Little wonder that many callers this week to WLIB,
the major talk-radio station for the black community,
kept mentioning Dorismond and kept insisting that
Giuliani's sudden health and family problems are due
to what Haitians call un travail — or as we say in
Spanish, un trabajo.
Author and journalist Jill Nelson was sitting in at the
station for popular host Mark Riley on Wednesday.
That was just after Giuliani announced that his
marriage was breaking up and before the mayor's
wife had revealed that her husband's current girlfriend
was not the only girlfriend.
Nelson doggedly tried to keep the discussion off the
occult and on the political high road.
"But callers weren't having it," said Bill Lynch, the
One caller after another suggested a curse had been
put on the mayor.

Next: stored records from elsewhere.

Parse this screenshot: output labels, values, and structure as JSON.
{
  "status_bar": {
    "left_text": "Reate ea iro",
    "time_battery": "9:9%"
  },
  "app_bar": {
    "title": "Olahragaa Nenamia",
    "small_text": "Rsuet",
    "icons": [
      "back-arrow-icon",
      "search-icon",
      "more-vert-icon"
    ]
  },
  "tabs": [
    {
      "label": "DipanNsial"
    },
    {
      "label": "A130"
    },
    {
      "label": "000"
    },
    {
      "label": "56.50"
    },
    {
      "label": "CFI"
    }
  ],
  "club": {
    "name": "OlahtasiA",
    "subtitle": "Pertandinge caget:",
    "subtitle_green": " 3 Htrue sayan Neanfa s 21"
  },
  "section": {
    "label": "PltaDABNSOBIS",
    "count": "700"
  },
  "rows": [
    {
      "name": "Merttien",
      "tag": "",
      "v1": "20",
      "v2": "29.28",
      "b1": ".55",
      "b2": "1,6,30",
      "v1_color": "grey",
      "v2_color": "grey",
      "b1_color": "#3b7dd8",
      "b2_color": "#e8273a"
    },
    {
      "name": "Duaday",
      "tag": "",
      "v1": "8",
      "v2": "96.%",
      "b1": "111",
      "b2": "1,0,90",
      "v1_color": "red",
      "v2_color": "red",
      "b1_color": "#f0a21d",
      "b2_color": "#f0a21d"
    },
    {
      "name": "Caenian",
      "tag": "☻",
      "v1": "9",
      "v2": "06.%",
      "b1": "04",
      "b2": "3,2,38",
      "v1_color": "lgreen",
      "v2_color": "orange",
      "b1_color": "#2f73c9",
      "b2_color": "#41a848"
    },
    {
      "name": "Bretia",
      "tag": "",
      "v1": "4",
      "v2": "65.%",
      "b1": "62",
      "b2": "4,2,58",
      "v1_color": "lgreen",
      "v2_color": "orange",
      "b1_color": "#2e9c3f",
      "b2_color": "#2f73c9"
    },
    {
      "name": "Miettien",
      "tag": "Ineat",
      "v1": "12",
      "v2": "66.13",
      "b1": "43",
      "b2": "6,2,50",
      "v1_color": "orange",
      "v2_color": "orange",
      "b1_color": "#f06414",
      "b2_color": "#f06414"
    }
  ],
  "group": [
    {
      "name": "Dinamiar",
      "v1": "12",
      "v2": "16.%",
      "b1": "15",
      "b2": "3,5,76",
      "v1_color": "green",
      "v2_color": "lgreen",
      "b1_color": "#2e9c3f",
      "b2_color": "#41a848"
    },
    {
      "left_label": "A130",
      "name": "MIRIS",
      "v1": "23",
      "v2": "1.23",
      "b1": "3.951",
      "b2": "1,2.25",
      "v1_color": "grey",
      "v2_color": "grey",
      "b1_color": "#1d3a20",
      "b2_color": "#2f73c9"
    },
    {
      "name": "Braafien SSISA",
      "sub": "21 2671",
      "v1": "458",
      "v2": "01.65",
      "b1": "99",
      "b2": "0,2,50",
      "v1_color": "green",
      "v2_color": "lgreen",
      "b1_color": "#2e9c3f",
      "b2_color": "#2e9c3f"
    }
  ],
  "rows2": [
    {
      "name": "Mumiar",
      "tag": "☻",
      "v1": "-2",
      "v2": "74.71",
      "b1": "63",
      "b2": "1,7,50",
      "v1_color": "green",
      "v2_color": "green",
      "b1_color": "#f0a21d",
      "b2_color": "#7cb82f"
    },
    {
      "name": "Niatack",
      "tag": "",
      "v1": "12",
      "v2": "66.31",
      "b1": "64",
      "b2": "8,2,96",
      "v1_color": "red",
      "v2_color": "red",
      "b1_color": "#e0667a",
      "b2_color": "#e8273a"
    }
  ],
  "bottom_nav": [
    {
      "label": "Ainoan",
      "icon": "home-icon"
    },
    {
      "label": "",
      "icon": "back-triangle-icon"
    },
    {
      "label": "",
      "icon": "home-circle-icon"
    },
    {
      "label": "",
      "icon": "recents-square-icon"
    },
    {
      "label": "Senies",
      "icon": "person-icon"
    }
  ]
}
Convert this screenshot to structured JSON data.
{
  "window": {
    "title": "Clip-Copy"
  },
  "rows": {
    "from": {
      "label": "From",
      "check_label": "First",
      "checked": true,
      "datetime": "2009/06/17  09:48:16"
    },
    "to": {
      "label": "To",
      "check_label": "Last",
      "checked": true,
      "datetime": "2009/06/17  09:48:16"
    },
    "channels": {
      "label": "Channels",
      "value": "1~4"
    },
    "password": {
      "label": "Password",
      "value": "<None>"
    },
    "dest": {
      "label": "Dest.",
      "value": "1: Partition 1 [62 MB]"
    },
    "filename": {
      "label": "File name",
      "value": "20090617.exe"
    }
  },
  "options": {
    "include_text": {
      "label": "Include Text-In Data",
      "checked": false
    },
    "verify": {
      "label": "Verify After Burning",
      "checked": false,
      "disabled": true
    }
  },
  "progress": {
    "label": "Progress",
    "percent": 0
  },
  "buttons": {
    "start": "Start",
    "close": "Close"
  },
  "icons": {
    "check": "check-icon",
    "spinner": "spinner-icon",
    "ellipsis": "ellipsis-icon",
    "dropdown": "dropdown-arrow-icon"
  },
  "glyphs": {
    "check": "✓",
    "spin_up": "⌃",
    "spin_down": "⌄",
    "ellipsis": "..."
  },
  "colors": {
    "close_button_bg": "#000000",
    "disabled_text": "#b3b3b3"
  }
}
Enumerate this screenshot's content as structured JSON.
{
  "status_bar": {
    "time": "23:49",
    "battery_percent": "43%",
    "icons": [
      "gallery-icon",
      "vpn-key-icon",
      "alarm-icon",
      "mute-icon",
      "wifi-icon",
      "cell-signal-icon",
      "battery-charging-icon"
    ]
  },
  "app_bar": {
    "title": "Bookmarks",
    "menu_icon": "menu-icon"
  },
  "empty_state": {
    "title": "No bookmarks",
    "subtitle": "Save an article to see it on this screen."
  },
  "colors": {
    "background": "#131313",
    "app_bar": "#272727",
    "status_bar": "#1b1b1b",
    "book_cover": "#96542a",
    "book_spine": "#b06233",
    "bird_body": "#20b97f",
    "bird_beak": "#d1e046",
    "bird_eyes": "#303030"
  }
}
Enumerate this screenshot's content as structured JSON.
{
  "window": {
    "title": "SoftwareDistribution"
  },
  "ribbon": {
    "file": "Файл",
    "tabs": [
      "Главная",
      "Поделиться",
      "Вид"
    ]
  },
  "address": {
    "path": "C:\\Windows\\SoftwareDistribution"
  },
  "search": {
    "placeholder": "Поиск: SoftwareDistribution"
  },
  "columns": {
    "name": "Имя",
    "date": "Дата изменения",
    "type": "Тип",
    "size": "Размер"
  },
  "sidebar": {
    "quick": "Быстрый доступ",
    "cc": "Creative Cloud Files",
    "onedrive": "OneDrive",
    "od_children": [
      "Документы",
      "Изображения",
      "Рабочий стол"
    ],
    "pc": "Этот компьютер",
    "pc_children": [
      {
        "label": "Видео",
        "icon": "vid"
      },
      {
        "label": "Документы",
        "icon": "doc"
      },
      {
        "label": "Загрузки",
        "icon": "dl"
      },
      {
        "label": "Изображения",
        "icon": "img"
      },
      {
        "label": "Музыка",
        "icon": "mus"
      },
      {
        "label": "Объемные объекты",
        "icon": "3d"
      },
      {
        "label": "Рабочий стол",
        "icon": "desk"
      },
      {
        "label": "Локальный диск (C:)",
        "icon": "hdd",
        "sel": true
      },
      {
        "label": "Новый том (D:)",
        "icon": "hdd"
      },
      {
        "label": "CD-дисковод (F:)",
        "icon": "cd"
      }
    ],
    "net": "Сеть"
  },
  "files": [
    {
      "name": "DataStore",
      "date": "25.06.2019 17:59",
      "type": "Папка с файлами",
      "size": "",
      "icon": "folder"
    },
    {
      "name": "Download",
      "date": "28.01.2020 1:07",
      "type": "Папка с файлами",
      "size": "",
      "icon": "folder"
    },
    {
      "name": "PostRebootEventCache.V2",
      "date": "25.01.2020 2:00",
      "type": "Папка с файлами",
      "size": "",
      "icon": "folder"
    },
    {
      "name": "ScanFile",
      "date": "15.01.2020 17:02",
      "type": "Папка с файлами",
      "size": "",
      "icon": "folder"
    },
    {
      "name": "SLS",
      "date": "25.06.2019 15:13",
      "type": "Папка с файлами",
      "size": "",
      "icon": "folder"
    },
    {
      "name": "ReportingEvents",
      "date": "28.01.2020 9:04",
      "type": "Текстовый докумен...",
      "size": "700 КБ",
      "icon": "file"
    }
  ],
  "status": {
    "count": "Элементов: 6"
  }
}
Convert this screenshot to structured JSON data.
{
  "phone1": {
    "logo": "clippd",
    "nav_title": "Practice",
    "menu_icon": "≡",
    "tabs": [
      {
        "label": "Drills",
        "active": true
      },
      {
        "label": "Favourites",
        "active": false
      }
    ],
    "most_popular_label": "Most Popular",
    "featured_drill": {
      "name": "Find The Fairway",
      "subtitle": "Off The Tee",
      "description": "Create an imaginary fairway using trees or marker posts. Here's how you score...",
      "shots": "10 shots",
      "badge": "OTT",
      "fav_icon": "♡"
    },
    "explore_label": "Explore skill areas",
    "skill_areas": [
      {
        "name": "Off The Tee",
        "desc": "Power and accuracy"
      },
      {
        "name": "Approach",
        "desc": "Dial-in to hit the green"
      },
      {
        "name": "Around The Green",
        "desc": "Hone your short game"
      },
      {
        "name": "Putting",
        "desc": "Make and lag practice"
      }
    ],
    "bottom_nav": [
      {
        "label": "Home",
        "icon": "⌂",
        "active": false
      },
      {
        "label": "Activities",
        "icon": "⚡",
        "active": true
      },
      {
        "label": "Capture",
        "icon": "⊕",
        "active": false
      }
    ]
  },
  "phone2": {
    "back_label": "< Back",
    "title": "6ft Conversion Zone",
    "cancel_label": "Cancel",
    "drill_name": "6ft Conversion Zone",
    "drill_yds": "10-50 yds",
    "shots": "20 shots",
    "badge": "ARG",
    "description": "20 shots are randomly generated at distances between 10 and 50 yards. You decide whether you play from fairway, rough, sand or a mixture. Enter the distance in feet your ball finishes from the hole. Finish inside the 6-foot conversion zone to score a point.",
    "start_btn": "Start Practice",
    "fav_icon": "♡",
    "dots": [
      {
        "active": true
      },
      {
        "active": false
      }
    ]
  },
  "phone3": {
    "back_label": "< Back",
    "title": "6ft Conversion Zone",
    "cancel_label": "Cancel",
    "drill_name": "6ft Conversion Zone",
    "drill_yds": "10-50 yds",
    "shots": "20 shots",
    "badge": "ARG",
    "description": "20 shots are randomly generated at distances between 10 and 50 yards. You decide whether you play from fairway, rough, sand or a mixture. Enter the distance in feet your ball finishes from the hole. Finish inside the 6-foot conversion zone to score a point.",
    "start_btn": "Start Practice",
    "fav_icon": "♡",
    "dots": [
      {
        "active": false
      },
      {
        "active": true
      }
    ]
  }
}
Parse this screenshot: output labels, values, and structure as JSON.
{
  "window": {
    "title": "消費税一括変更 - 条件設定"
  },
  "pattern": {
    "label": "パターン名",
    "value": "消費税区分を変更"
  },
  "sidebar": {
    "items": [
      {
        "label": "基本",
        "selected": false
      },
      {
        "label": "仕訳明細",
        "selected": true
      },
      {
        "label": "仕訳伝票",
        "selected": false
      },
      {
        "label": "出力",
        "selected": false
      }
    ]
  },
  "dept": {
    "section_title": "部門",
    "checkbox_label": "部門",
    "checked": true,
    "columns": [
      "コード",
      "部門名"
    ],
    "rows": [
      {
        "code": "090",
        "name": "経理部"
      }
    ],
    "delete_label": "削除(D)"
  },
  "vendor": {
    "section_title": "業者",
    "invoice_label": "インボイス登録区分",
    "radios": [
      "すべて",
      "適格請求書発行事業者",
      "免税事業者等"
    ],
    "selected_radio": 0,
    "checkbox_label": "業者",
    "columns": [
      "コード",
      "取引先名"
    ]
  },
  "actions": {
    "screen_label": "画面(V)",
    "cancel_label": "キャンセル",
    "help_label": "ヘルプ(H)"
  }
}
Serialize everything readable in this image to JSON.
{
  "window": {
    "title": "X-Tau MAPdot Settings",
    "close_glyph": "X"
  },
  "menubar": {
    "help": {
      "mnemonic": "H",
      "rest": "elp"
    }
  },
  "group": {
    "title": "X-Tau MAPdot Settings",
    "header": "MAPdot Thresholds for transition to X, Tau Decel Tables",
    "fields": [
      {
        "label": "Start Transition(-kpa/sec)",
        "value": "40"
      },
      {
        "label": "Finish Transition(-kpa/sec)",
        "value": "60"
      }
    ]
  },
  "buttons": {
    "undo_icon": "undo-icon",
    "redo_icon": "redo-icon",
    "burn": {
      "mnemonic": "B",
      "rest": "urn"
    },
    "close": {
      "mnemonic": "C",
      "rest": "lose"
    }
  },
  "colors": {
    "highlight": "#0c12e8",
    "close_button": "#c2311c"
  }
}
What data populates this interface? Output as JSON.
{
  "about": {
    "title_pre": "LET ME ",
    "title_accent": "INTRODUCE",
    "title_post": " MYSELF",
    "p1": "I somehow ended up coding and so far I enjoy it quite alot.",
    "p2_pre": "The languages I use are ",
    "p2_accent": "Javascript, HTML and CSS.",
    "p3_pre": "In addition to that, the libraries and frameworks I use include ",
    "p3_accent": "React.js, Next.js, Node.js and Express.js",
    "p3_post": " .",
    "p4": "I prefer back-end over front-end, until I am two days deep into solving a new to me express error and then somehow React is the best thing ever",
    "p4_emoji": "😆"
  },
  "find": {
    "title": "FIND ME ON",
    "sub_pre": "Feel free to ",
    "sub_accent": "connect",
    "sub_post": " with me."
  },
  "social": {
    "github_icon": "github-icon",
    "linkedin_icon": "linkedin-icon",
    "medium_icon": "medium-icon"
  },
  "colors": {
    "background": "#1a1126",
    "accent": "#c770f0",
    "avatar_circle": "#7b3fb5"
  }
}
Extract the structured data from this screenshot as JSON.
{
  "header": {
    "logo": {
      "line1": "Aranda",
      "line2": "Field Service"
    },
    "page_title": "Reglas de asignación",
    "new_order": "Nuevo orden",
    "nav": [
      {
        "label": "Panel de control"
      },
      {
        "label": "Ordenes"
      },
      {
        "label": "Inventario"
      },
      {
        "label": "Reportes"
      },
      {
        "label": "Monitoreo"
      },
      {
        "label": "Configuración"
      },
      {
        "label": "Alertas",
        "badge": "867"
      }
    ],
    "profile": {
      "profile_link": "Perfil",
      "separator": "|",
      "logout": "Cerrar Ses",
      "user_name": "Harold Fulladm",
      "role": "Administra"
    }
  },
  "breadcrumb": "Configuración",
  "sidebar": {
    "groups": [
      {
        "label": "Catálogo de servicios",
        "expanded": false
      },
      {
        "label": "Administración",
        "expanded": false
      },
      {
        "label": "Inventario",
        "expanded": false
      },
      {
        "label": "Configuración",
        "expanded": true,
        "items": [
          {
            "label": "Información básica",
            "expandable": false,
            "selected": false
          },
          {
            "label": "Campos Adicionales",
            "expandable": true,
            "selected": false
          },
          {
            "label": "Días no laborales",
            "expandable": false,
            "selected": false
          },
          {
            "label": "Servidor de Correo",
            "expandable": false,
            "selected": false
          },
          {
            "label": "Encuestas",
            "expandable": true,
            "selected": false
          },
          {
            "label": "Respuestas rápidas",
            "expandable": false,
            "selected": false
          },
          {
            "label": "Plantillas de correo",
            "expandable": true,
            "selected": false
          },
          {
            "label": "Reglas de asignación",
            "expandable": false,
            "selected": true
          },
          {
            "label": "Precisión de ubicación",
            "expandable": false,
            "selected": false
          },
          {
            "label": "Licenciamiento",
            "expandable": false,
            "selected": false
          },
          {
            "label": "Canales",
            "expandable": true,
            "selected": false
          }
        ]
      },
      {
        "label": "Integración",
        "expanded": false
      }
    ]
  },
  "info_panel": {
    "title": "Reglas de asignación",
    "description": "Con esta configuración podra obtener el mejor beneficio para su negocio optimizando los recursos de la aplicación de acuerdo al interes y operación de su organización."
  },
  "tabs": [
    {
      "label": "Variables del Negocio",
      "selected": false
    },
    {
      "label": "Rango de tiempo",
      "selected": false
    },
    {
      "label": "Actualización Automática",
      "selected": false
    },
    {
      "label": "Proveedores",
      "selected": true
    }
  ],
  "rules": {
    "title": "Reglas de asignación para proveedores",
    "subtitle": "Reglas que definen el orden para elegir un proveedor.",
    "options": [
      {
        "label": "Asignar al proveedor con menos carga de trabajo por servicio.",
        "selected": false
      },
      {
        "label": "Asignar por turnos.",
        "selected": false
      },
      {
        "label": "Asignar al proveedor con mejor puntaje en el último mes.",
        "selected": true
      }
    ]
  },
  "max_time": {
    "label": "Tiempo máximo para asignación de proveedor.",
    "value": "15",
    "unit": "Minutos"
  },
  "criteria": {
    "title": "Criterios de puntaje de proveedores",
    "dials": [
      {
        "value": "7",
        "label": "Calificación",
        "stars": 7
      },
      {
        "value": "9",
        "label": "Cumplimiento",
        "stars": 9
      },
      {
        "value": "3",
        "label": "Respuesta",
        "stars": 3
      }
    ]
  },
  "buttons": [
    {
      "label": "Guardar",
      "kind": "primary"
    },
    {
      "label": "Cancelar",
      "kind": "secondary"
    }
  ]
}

Back in Dorismond's old Brooklyn neighborhood,
Haitians would only smile when asked about voodoo.
"I don't know if a work was done," said the owner of
one botanica on Flatbush Ave. "These things can be
done, all kinds of things. Giuliani stepped on too
The botanica owner, who asked that his name not be
mentioned, was once a taxi driver.
"Giuliani drove many of us out of business," he said.
"He kept after us with his police, and we couldn't
make a living."
In Haiti, of course, voodoo is not considered some
crazy cult, but a legitimate religion. Its followers have
practically subsumed themselves within the Catholic
Church, using church saints as symbols for voodoo's
loas, or spirits.
People visit Haitian serviteurs or houngans, as they
are called, to get the help of loas to bring back a
straying spouse or lover, to cure an ailing relative, to
get a better job, to win a case coming up in court or
just to hit the lottery.
In rare instances, they use the darker side of voodoo,
known as petro, to ask the spirits to send evil back to
those who have hurt or killed a person.
"To do a work, you only need the dead body itself,"
the botanica man insisted. "The clothes of the dead
man are enough."
The talk is that during the burial of Dorismond, a
travail was done on Giuliani, Safir and several of the
cops involved in the incident.
Some Haitian leaders smile knowingly at the mention
of voodoo, but others, like Lionel Legros, who
helped organize the big Haitian march from Brooklyn
to City Hall, call it a distraction that only reinforces
stereotypes about Haitians.
"Sickness can happen to anybody," Legros said of
Giuliani's newly discovered prostate cancer. "I don't
wish that on him. We wanted to end his political life,
not his physical life."
Voodoo or not, Giuliani, a mayor who once
swaggered with arrogance before all the poor and
powerless of this town, who thought himself so
invincible he paraded around with his girlfriends while
ignoring his wife, that Giuliani is now feeling more
fragile than he ever imagined.
In some quarters of this city, he gets the same kind of
sympathy that he once gave to others.